*Problem statement*. Copy, from the listing, every line in which the string "POST" is present.

*Data extract*.
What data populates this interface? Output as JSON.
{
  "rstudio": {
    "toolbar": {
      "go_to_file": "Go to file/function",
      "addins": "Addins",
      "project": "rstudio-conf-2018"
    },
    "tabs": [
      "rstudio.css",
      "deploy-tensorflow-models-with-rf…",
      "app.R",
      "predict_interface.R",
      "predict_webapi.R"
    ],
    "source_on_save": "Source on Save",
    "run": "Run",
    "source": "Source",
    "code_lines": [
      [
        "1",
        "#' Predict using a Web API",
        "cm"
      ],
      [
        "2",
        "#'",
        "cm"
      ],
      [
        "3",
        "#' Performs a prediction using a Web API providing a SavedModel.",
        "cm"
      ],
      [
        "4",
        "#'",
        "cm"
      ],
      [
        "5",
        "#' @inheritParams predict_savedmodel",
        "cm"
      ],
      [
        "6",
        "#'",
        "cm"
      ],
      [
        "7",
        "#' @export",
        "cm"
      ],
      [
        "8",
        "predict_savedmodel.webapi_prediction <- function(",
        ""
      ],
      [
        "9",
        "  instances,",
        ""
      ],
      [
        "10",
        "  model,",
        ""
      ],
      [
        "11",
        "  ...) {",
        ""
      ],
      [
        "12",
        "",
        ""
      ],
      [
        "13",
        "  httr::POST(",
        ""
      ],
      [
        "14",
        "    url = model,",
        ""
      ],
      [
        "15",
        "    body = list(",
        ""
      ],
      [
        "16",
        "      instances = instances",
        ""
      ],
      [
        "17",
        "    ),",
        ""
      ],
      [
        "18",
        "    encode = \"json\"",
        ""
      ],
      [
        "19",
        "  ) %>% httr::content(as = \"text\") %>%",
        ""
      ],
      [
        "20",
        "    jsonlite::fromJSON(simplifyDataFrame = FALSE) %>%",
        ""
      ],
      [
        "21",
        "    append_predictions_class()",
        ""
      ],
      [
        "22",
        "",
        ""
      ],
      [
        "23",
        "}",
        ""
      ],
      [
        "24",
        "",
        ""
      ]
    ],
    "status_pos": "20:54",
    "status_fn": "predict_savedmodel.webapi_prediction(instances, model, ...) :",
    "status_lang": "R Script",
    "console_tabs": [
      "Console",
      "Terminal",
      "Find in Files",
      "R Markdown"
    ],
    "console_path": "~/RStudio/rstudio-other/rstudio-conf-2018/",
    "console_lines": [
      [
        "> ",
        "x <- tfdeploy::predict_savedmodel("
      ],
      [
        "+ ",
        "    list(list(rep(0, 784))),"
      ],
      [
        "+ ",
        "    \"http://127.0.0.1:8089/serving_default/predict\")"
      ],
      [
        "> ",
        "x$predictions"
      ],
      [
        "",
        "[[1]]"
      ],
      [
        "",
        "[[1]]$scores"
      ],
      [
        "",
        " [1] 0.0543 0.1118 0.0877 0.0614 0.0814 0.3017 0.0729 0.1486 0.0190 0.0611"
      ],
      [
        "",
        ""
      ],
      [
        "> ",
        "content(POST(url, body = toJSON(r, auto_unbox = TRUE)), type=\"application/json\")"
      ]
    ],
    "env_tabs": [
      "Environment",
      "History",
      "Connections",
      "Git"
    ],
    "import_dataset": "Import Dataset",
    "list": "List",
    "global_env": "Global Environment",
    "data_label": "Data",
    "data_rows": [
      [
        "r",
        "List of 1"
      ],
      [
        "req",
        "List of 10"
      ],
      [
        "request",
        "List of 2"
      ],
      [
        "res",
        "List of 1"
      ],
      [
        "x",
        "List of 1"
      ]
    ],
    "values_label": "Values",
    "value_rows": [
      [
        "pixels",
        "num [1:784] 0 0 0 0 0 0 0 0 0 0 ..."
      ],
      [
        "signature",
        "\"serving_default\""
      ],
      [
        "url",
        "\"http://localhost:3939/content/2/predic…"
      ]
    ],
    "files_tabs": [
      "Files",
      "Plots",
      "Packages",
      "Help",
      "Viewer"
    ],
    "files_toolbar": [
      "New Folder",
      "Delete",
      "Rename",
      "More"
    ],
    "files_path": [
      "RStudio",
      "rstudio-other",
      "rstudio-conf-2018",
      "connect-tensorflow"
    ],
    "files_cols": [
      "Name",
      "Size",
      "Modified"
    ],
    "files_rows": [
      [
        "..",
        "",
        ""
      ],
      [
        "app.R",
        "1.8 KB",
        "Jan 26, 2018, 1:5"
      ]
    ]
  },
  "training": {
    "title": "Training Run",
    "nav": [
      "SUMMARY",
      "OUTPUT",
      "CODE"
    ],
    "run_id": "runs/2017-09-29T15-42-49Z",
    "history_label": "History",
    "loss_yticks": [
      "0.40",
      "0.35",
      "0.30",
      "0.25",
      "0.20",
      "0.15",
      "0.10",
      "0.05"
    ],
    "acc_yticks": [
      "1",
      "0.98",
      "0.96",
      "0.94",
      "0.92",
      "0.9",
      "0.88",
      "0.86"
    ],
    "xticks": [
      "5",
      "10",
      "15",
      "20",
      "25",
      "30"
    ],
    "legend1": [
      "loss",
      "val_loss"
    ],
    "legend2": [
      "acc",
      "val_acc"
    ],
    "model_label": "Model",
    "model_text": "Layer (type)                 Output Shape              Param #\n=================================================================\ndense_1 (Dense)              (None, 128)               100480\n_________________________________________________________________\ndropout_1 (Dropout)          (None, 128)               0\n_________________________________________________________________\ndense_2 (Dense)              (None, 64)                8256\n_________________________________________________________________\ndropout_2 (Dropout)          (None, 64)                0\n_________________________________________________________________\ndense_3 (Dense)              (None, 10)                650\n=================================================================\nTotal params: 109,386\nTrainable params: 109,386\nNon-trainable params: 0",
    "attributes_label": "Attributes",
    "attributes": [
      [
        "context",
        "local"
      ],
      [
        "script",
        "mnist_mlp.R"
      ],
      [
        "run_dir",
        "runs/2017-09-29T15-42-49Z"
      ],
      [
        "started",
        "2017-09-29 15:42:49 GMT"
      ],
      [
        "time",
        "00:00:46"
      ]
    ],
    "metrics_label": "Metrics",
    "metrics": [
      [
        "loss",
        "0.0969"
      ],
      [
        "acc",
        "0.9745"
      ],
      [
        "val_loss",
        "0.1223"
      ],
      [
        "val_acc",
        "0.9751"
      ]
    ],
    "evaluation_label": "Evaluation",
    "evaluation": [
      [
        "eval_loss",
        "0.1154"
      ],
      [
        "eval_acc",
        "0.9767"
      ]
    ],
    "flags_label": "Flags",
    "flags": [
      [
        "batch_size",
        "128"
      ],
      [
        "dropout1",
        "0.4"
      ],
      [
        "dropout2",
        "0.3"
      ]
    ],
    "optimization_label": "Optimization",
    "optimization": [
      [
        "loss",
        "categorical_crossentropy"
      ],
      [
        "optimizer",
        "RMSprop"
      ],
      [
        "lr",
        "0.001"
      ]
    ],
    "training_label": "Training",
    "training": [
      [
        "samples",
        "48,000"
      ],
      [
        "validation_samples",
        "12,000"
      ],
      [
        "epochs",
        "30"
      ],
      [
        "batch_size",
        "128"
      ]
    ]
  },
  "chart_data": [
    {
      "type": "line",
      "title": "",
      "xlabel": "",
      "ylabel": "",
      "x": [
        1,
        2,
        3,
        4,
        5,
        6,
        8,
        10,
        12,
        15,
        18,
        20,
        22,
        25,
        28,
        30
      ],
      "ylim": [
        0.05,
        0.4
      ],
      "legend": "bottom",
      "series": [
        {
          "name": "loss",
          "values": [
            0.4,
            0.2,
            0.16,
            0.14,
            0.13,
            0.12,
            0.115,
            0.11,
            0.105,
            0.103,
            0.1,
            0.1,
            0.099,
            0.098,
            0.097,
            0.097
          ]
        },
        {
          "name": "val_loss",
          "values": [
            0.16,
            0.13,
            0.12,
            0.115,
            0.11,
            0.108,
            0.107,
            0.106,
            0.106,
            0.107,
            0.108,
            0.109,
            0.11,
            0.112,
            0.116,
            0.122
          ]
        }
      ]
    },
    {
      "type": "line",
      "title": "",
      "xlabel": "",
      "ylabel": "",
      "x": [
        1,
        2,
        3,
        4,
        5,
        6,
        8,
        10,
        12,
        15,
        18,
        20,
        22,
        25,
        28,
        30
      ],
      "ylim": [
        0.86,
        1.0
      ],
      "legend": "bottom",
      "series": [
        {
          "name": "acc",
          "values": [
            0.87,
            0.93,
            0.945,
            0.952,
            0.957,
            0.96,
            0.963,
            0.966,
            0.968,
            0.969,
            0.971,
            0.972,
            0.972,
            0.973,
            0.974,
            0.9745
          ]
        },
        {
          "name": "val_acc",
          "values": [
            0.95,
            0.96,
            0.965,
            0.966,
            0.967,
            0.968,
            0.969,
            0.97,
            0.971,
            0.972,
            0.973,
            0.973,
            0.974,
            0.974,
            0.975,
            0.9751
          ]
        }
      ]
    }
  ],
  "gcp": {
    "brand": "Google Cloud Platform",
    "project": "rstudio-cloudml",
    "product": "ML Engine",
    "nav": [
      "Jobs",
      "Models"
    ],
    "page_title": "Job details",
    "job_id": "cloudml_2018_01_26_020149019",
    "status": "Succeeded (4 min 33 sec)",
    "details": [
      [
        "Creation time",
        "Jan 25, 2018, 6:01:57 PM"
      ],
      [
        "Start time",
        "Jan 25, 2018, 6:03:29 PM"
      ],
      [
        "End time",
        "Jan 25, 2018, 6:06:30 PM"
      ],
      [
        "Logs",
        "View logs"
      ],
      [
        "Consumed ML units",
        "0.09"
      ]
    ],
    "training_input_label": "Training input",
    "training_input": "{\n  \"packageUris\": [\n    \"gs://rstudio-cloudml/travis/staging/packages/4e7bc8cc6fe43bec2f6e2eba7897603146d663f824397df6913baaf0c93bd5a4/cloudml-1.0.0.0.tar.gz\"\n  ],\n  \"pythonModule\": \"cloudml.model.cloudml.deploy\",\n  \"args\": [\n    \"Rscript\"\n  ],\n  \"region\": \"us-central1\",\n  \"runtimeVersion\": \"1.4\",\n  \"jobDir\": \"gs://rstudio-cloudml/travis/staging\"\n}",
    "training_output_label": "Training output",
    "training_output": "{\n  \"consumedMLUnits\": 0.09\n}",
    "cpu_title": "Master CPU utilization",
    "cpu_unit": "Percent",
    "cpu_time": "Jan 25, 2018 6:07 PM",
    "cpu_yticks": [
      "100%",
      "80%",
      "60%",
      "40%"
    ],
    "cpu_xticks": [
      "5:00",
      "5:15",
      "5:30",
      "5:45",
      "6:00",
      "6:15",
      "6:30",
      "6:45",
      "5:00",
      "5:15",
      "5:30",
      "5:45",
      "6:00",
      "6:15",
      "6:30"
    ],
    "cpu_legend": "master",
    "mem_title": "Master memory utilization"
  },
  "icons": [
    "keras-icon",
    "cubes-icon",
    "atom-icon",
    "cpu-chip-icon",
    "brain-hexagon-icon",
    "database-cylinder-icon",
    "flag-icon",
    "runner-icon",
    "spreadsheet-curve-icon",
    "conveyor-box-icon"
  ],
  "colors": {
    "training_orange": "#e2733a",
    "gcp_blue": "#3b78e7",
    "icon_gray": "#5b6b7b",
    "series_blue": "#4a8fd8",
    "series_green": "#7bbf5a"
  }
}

*Response to the exercise*.
        "  httr::POST(",
        "content(POST(url, body = toJSON(r, auto_unbox = TRUE)), type=\"application/json\")"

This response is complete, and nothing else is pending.